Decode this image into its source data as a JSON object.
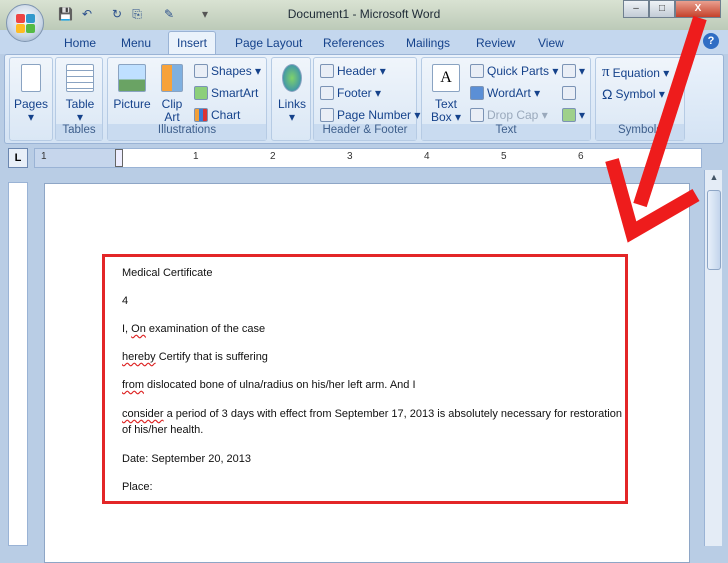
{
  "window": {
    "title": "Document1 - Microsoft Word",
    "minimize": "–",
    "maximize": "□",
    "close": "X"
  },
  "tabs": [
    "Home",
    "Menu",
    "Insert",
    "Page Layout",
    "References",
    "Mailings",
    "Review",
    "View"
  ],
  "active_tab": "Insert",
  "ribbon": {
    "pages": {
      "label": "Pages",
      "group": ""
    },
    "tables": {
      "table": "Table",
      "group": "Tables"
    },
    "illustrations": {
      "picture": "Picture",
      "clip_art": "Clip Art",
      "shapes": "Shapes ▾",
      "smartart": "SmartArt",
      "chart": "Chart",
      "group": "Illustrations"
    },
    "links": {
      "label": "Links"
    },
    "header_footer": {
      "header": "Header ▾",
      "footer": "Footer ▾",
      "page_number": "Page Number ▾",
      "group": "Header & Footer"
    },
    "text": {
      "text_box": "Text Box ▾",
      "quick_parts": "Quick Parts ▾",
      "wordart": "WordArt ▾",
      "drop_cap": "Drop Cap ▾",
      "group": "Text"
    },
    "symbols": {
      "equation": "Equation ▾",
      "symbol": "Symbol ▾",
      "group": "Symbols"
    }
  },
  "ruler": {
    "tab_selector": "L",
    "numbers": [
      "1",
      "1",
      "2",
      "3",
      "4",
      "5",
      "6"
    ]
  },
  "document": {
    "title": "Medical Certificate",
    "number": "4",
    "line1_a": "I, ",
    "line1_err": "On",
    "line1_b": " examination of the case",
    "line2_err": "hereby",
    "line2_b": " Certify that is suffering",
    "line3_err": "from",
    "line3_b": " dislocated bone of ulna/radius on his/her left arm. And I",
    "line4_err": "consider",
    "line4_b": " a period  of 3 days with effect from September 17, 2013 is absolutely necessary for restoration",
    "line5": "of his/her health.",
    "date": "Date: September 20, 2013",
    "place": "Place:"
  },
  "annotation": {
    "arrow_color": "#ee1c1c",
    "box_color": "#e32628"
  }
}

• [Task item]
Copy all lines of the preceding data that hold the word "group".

• [Result]
      "group": ""
      "group": "Tables"
      "group": "Illustrations"
      "group": "Header & Footer"
      "group": "Text"
      "group": "Symbols"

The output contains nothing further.